Given a text file that contained #SPORTNAME# in multiple places, his program replaced that with the name of a sport. The kicker was it did it several times in batch for many sport names.
His method was the obvious one: Loop through the string searching for #SPORTNAME# while making a copy of the string with #SPORTNAME# replaced.
My solution was to sort the sport names biggest to smallest and precompute where all the #SPORTNAMES# where, and then replace them in the source string (i.e. no duplicate string, no memory allocation, etc) with a sport name. Then I would repeat this replacing the previous sport name with the next one.
My super optimized no-allocation and no-searching method was 2.5 times slower. It boggles the mind.
How Fast is Sorting?
This post starts out about CLOS and ends with a discussion of sorting. SBCL sorts lists using merge sort, but vectors with heap-sort. stable-sort for both vectors and lists uses merge-sort.
Its faster to use STABLE-SORT for vectors.
Also, merge-sort works well without random access, so sorting singly linked lists is fast. There is no need to convert the list into a vector before sorting.
Why So Counter-intuitive?
Well, I think a lot of this has to do with memory allocation in Lisp. Lisp is garbage collected, most Lisps use a stop-and-copy garbage collector. This is like a constant defrag on your memory. One benefit of which is that allocation is VERY FAST — far faster than C’s malloc. In C you’d have to search a binary tree for available space , but in lisp, you just increment the memory-end pointer.
If you made a linked list a node at a time C would have you search a hundred times, while Lisp would increment a pointer 100 times. C’s linked list would be scattered in memory, while Lisp’s would be continuous.
This is why Lisp is so fast at functional programming. You create a lot of garbage, but you create it fast, and it goes away fast.
“Today the main applications are all database applications; the real-time applications having been replaced by turnkey systems that connect serially. The main applications are RT order entry, billing, PFT/Exercise data and ABG lab data. There are over 5,000 blocks of active Forth source code – perhaps”
Most languages have some libraries to connect to databases; modern languages often include one in the standard distribution. Forth is an exception. There don’t seem to be libraries to connect to standard SQL databases, and forth programmers don’t care. When forth programs need a database, they don’t use familiar ones. Read the rest of this entry »
Here are a few useful Lisp tricks, some are applicable to other languages. Read the rest of this entry »
Totals are one of the coolest features in FormLis. When you make a form, you can add ‘views’ to show the submitted data, and these views can have totals (see:

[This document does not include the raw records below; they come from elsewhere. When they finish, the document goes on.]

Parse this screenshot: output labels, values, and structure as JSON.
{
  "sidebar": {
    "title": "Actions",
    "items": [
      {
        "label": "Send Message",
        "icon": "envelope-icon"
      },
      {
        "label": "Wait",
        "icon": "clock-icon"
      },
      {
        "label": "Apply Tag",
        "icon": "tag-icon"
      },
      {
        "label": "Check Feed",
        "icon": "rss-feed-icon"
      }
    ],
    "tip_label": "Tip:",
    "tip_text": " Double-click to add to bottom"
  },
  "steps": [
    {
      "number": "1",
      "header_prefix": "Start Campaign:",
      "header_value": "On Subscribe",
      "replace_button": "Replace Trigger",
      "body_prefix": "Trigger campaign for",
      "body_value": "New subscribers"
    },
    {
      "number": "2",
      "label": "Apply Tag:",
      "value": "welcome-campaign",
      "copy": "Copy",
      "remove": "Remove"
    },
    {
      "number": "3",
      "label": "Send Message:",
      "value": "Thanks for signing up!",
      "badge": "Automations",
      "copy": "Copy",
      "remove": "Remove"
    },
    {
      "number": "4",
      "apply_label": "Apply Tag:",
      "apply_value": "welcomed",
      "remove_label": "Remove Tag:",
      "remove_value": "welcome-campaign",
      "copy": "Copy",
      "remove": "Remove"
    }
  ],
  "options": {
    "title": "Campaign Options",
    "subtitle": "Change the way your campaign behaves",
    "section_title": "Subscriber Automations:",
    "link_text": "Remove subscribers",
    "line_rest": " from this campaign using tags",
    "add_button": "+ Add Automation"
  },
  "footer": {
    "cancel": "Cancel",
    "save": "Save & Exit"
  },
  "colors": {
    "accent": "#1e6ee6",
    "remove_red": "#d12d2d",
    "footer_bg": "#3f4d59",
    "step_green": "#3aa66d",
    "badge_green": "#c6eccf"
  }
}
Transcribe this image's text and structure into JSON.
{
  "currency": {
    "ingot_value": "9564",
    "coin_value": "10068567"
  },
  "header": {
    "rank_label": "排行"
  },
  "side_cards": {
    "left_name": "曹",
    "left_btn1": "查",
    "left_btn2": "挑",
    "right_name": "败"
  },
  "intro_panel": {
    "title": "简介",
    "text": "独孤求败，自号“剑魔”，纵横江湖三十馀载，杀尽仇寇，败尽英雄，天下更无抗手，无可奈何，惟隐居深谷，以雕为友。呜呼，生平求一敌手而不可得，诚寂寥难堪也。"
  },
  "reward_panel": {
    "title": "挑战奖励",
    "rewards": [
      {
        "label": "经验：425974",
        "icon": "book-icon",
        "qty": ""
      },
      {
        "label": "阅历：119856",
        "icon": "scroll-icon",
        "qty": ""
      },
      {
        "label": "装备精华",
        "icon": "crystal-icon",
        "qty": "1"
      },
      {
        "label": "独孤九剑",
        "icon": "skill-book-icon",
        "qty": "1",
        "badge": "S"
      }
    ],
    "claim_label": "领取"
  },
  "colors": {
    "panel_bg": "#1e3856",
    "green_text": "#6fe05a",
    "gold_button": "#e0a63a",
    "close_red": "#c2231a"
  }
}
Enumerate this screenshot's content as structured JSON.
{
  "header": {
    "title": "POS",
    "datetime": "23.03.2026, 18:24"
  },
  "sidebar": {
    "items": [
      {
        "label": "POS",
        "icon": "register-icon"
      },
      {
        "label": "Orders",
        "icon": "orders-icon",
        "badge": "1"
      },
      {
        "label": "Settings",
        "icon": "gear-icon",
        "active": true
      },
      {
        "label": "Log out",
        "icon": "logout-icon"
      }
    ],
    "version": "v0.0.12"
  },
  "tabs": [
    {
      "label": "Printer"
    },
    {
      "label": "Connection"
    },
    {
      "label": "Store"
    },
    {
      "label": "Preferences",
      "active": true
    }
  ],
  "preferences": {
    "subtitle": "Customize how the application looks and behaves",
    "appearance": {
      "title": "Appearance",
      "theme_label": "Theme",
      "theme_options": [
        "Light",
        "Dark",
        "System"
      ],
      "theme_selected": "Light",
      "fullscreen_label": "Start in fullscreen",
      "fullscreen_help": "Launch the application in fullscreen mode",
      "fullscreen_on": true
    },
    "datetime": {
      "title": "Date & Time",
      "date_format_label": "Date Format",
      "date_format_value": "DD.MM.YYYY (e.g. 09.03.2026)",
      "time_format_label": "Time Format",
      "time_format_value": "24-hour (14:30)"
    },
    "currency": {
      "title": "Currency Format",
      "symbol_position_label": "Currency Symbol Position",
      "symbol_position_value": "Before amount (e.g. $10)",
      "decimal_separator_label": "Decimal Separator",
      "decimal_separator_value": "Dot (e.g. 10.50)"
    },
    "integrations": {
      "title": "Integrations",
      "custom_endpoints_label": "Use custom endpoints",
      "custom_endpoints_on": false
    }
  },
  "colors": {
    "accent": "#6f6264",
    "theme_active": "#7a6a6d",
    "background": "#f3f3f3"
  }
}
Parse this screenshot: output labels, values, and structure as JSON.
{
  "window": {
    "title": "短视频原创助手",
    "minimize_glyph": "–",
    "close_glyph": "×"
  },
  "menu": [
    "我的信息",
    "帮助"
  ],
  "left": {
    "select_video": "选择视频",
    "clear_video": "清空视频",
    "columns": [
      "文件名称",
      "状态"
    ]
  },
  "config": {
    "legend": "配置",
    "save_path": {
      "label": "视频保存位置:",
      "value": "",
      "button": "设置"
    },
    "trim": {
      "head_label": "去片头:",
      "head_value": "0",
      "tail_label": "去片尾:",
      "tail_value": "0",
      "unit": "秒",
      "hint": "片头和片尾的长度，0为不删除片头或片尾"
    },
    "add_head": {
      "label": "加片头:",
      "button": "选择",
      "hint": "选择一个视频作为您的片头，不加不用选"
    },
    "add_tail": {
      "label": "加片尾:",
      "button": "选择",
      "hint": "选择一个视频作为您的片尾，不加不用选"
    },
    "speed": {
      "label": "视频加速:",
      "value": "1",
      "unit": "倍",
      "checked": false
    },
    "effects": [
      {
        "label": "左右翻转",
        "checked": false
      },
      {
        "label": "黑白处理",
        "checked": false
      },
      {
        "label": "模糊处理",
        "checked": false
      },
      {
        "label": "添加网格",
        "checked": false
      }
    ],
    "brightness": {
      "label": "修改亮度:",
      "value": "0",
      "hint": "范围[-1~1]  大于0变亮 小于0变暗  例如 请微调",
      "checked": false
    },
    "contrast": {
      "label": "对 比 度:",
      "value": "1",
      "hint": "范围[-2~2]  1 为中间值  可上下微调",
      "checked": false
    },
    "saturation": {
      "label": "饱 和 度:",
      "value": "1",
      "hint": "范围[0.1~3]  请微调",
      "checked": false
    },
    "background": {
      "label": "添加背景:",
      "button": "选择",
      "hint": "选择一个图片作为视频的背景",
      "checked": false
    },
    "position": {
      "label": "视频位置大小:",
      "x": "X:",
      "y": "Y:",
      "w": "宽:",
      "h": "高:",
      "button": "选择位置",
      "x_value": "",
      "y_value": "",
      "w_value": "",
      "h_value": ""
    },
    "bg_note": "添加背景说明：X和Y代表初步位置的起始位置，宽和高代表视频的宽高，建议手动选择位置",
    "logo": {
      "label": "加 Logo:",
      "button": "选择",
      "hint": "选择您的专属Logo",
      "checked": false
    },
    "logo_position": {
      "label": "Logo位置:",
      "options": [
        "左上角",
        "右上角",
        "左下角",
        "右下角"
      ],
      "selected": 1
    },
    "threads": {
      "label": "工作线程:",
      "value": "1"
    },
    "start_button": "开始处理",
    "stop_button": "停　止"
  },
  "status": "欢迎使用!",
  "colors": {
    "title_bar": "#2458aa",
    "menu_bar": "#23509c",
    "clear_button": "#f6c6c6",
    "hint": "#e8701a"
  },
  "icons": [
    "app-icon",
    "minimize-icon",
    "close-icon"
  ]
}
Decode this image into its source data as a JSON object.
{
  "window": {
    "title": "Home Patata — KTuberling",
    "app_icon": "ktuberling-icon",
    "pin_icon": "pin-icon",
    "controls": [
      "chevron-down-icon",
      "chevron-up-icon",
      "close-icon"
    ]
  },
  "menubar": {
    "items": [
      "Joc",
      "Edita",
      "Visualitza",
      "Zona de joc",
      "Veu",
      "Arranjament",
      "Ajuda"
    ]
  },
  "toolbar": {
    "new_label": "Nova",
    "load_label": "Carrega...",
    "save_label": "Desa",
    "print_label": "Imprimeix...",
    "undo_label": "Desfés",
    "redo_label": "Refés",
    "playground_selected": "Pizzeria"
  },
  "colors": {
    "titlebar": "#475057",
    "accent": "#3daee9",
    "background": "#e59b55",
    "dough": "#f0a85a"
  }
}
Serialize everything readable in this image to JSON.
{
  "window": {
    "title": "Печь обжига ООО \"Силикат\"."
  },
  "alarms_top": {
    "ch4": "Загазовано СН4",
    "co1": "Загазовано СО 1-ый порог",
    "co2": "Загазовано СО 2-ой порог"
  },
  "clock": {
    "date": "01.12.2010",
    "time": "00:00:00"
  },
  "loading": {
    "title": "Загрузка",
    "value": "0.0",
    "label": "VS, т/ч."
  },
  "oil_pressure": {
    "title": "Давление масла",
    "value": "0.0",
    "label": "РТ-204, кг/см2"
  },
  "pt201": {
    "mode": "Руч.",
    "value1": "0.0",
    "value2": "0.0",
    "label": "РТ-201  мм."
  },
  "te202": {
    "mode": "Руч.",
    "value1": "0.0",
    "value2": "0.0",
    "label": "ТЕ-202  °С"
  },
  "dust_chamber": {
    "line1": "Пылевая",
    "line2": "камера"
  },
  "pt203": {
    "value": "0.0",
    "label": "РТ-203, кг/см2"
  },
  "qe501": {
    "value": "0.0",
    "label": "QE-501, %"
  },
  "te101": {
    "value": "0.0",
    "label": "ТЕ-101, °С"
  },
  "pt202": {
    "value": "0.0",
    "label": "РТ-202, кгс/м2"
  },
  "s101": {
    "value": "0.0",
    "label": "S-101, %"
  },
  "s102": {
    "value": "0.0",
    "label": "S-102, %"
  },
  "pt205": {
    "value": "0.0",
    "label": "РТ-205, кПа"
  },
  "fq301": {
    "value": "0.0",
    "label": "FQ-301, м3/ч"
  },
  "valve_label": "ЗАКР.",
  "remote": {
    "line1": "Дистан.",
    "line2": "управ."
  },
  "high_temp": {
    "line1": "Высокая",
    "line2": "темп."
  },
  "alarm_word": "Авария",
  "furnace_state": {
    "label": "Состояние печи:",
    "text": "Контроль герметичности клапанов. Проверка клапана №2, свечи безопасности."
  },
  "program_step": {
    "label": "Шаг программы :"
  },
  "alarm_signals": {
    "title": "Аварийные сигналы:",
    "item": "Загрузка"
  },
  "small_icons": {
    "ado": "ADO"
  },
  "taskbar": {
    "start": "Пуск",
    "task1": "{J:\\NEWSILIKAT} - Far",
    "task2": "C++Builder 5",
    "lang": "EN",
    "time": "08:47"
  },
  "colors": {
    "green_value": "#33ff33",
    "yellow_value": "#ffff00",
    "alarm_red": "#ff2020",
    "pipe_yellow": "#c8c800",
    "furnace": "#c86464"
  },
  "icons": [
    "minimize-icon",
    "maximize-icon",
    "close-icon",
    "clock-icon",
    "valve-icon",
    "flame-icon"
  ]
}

Fullfilled Requests by Quarter in the Purchase Request Tracker, Time Spent Per Person in the Legal Time Tracker, and All Campaigns in the Marketing Manager Demo). For a while, FormLis let you define totals using an accumulator style. This was powerful, and power is good, but not at the cost of simplicity; I’m going to migrate to something like what I had before. Read the rest of this entry »
Programming is learnt through a series of throw away programs that progress from childish to advanced. But the gap from amateur to professional is so large that no prior experience adequately prepares you. A professional program is bigger and you can’t escape the hard parts: bugs must be fixed, deployment must be addressed, interfaces must be understandable. Novices’ avoid these tasks because they are less interesting than programming problems. Professionals learn to address them. Read the rest of this entry »